Livin’ in the Fridge – From what I’ve read, this song was rather last-minute. Al needed another song to parody, and Aerosmith was the first band to reply to his request for permission. Even with this, the album only has four parodies and one polka, while all of his albums since then have had FIVE parodies. Dare to Be Stupid, Polka Party!, and UHF all also only had four, though. This is another food song, but it’s about SPOILED food, which is a little bit different. Well, actually, I’ve heard a mini-parody he did live called “Moldy Now” to the tune of the Thompson Twins’ “Hold Me Now,” but that of course was never officially released. The lyrics say that the food has been there since July, but doesn’t say what month the song takes place during, so we don’t know just HOW rotten it is. Incidentally, in his parody medley “Schticks of One and Half a Dozen of the Other,” Allan Sherman has a similar line that DOES say how long the bad food has been there: “But that big hunk of liverwurst has been there since October 1st, and today is the 23rd of May.” And the mention of “woolly mammoth steak” can be viewed as another minor link to the prehistoric theme of “Jurassic Park” and “Bedrock Anthem.” There was never a full video for this, but there was one for part of the song shown on The Weird Al Show.
She Never Told Me She Was a Mime – Eh, the only real joke here is given away in the title, so what’s really the point? And why the drawn-out ending? I guess it’s not really as bad as all that, but we all know Al can do better.
Harvey the Wonder Hamster – The theme song for Al’s best friend in the whole wide world, which was used in a few AL-TV specials before appearing on an album. The character of Harvey was named after record executive Harvey Leeds, and has been played by several different hamsters over the years.
Waffle King – Originally slated for release on Off the Deep End, it was swapped out for “I Was Only Kidding” and ended up here. It’s based on the idea of someone becoming famous and getting a swelled head over something silly, specifically making really good waffles. The egotistical lyrics are amusing, but it seems to go on a little too long, despite only being about four and a half minutes long. Although not as direct a style parody as many, the general consensus seems to be that it was inspired by Peter Gabriel, particularly “Sledgehammer,” a song he’d already included in a polka medley.

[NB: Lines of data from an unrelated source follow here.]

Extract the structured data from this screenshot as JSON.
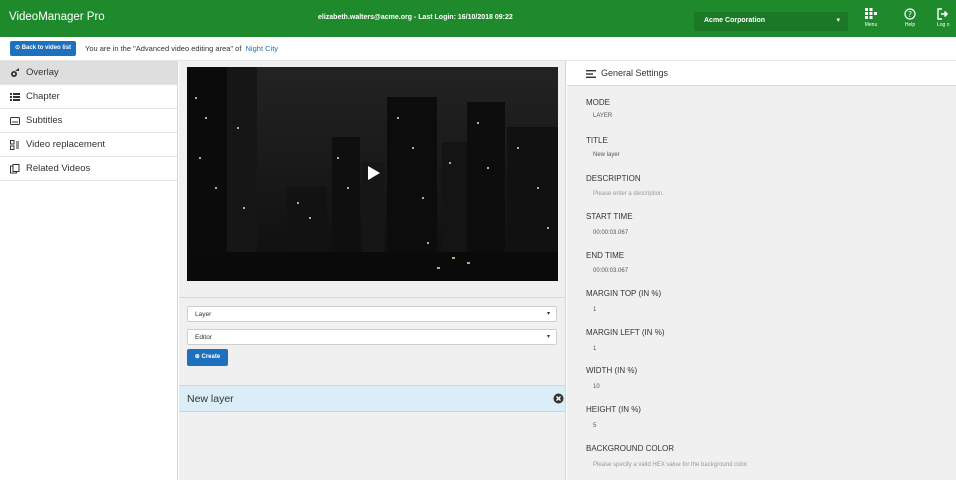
{
  "header": {
    "app_title": "VideoManager Pro",
    "login_info": "elizabeth.walters@acme.org - Last Login: 16/10/2018 09:22",
    "organization": "Acme Corporation",
    "buttons": {
      "menu": "Menu",
      "help": "Help",
      "logout": "Log o"
    }
  },
  "breadcrumb": {
    "back_label": "Back to video list",
    "text": "You are in the \"Advanced video editing area\" of",
    "link": "Night City"
  },
  "sidebar": {
    "items": [
      {
        "label": "Overlay",
        "icon": "overlay-icon",
        "active": true
      },
      {
        "label": "Chapter",
        "icon": "list-icon",
        "active": false
      },
      {
        "label": "Subtitles",
        "icon": "subtitles-icon",
        "active": false
      },
      {
        "label": "Video replacement",
        "icon": "video-replacement-icon",
        "active": false
      },
      {
        "label": "Related Videos",
        "icon": "related-videos-icon",
        "active": false
      }
    ]
  },
  "editor": {
    "type_select": "Layer",
    "editor_select": "Editor",
    "create_label": "Create",
    "layers": [
      {
        "label": "New layer"
      }
    ]
  },
  "settings": {
    "title": "General Settings",
    "fields": [
      {
        "label": "MODE",
        "value": "LAYER",
        "placeholder": false
      },
      {
        "label": "TITLE",
        "value": "New layer",
        "placeholder": false
      },
      {
        "label": "DESCRIPTION",
        "value": "Please enter a description.",
        "placeholder": true
      },
      {
        "label": "START TIME",
        "value": "00:00:03.067",
        "placeholder": false
      },
      {
        "label": "END TIME",
        "value": "00:00:03.067",
        "placeholder": false
      },
      {
        "label": "MARGIN TOP (IN %)",
        "value": "1",
        "placeholder": false
      },
      {
        "label": "MARGIN LEFT (IN %)",
        "value": "1",
        "placeholder": false
      },
      {
        "label": "WIDTH (IN %)",
        "value": "10",
        "placeholder": false
      },
      {
        "label": "HEIGHT (IN %)",
        "value": "5",
        "placeholder": false
      },
      {
        "label": "BACKGROUND COLOR",
        "value": "Please specify a valid HEX value for the background color.",
        "placeholder": true
      }
    ]
  },
  "colors": {
    "brand_green": "#1f8a2c",
    "accent_blue": "#1e72bd",
    "layer_selected": "#dbeef8"
  }
}
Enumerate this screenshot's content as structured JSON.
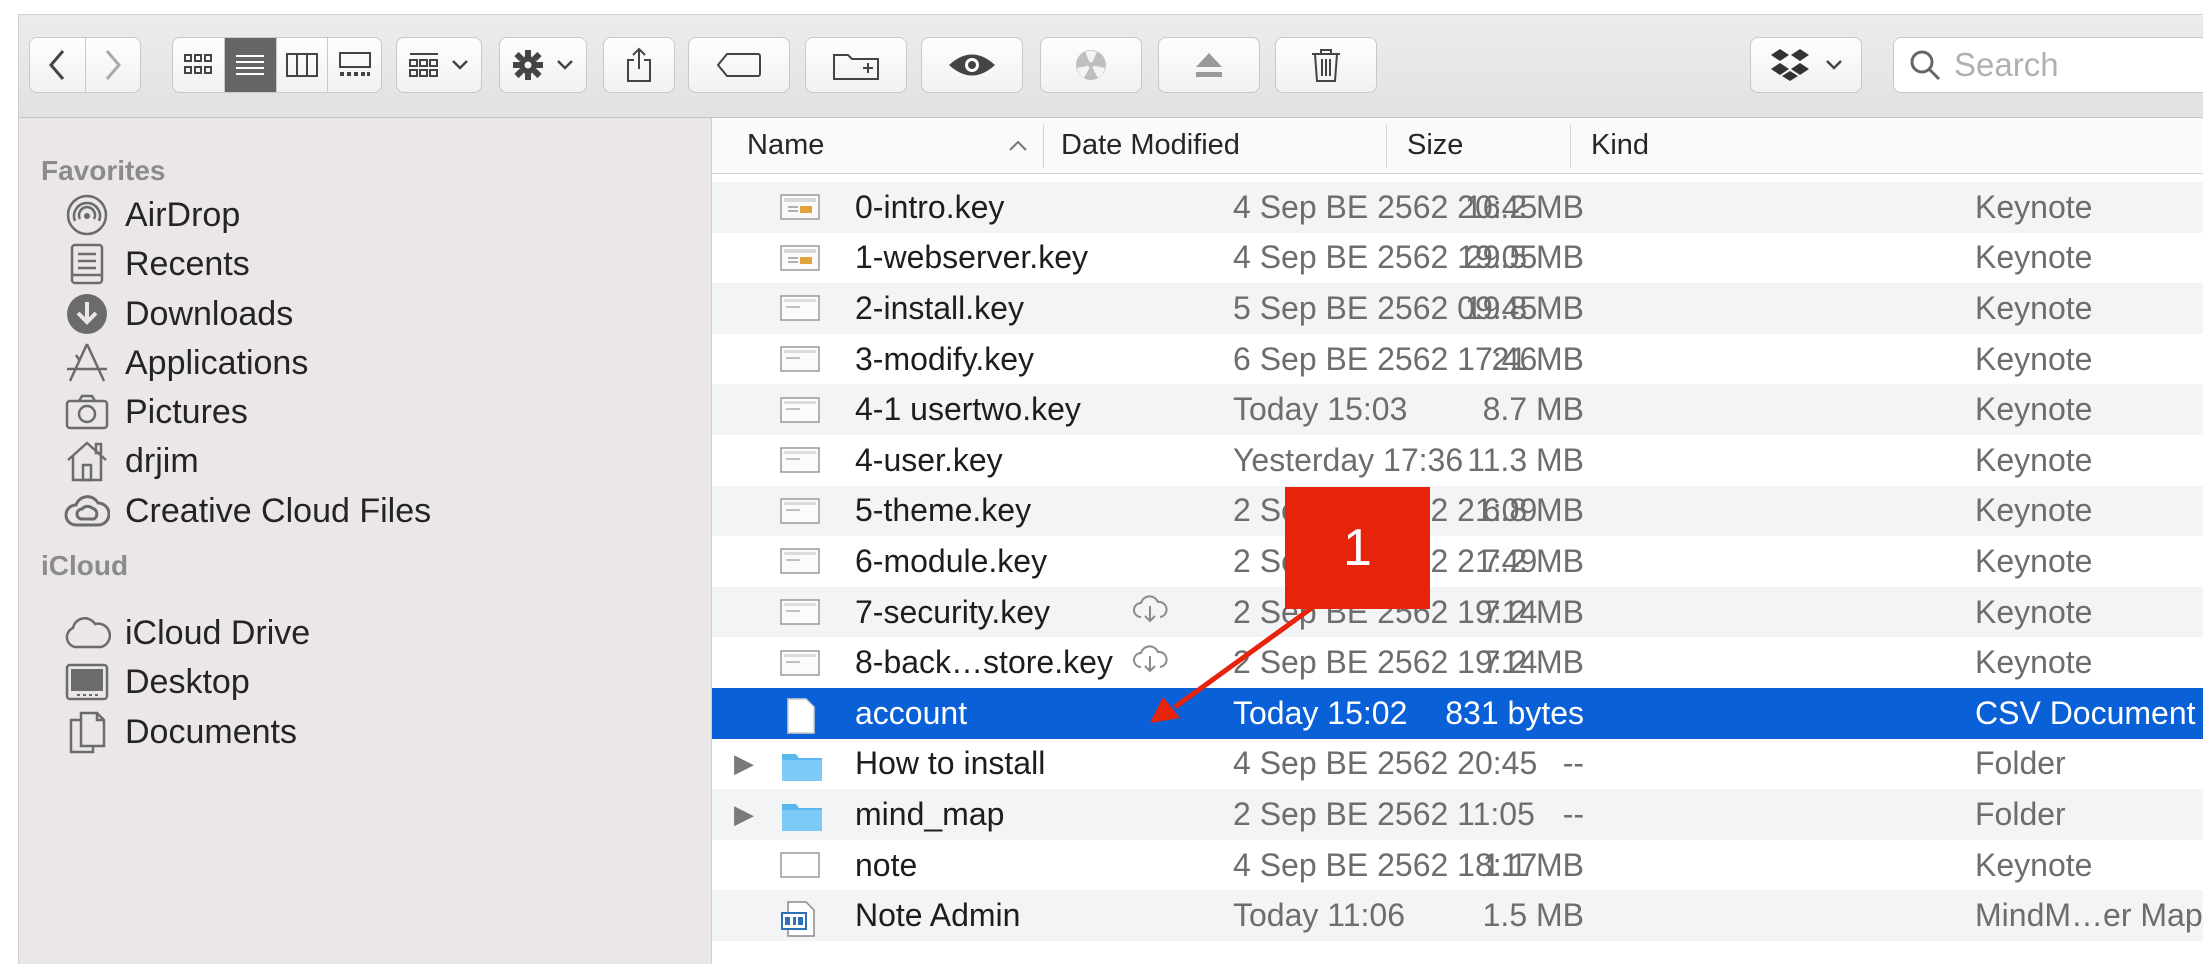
{
  "toolbar": {
    "search_placeholder": "Search"
  },
  "sidebar": {
    "favorites_label": "Favorites",
    "favorites": [
      {
        "label": "AirDrop",
        "icon": "airdrop-icon"
      },
      {
        "label": "Recents",
        "icon": "recents-icon"
      },
      {
        "label": "Downloads",
        "icon": "downloads-icon"
      },
      {
        "label": "Applications",
        "icon": "applications-icon"
      },
      {
        "label": "Pictures",
        "icon": "pictures-icon"
      },
      {
        "label": "drjim",
        "icon": "home-icon"
      },
      {
        "label": "Creative Cloud Files",
        "icon": "creative-cloud-icon"
      }
    ],
    "icloud_label": "iCloud",
    "icloud": [
      {
        "label": "iCloud Drive",
        "icon": "cloud-icon"
      },
      {
        "label": "Desktop",
        "icon": "desktop-icon"
      },
      {
        "label": "Documents",
        "icon": "documents-icon"
      }
    ]
  },
  "columns": {
    "name": "Name",
    "date": "Date Modified",
    "size": "Size",
    "kind": "Kind"
  },
  "files": [
    {
      "name": "0-intro.key",
      "date": "4 Sep BE 2562 20:45",
      "size": "16.2 MB",
      "kind": "Keynote"
    },
    {
      "name": "1-webserver.key",
      "date": "4 Sep BE 2562 19:05",
      "size": "29.5 MB",
      "kind": "Keynote"
    },
    {
      "name": "2-install.key",
      "date": "5 Sep BE 2562 09:45",
      "size": "19.8 MB",
      "kind": "Keynote"
    },
    {
      "name": "3-modify.key",
      "date": "6 Sep BE 2562 17:46",
      "size": "21 MB",
      "kind": "Keynote"
    },
    {
      "name": "4-1 usertwo.key",
      "date": "Today 15:03",
      "size": "8.7 MB",
      "kind": "Keynote"
    },
    {
      "name": "4-user.key",
      "date": "Yesterday 17:36",
      "size": "11.3 MB",
      "kind": "Keynote"
    },
    {
      "name": "5-theme.key",
      "date": "2 Sep BE 2562 21:09",
      "size": "6.8 MB",
      "kind": "Keynote"
    },
    {
      "name": "6-module.key",
      "date": "2 Sep BE 2562 21:49",
      "size": "7.2 MB",
      "kind": "Keynote"
    },
    {
      "name": "7-security.key",
      "date": "2 Sep BE 2562 19:14",
      "size": "7.2 MB",
      "kind": "Keynote"
    },
    {
      "name": "8-back…store.key",
      "date": "2 Sep BE 2562 19:14",
      "size": "7.2 MB",
      "kind": "Keynote"
    },
    {
      "name": "account",
      "date": "Today 15:02",
      "size": "831 bytes",
      "kind": "CSV Document"
    },
    {
      "name": "How to install",
      "date": "4 Sep BE 2562 20:45",
      "size": "--",
      "kind": "Folder"
    },
    {
      "name": "mind_map",
      "date": "2 Sep BE 2562 11:05",
      "size": "--",
      "kind": "Folder"
    },
    {
      "name": "note",
      "date": "4 Sep BE 2562 18:17",
      "size": "1.1 MB",
      "kind": "Keynote"
    },
    {
      "name": "Note Admin",
      "date": "Today 11:06",
      "size": "1.5 MB",
      "kind": "MindM…er Map"
    }
  ],
  "annotation": {
    "label": "1",
    "color": "#e8230c"
  },
  "colors": {
    "selection": "#0a60d6",
    "folder": "#5ab8ef"
  }
}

Bohemian Polka – Officially considered a polka medley for legal reasons (otherwise Al wouldn’t have received any songwriting credit for it, at least from what little I understand), it’s actually only a polka arrangement of one song, Queen’s “Bohemian Rhapsody.” Since the original song encompasses several different musical styles anyway, Al is able to do a lot of the same stuff he does with the medleys. And while quite a few polka-fied songs benefit from the incongruously cheerful music, it’s particularly noteworthy here with lyrics like “Mama, just killed a man.” I’m sure the fact that Queen’s song was brought back into the public consciousness with Wayne’s World contributed to his using it here.
After this one, it would be almost three years before another record of new music from Al, and that’s been the pattern ever since. I’m sure there were multiple reasons for this slowed-down output, but the fact that this rather hurried album didn’t do that well was likely part of it. Next time, Al has a bad hair day and goes Amish.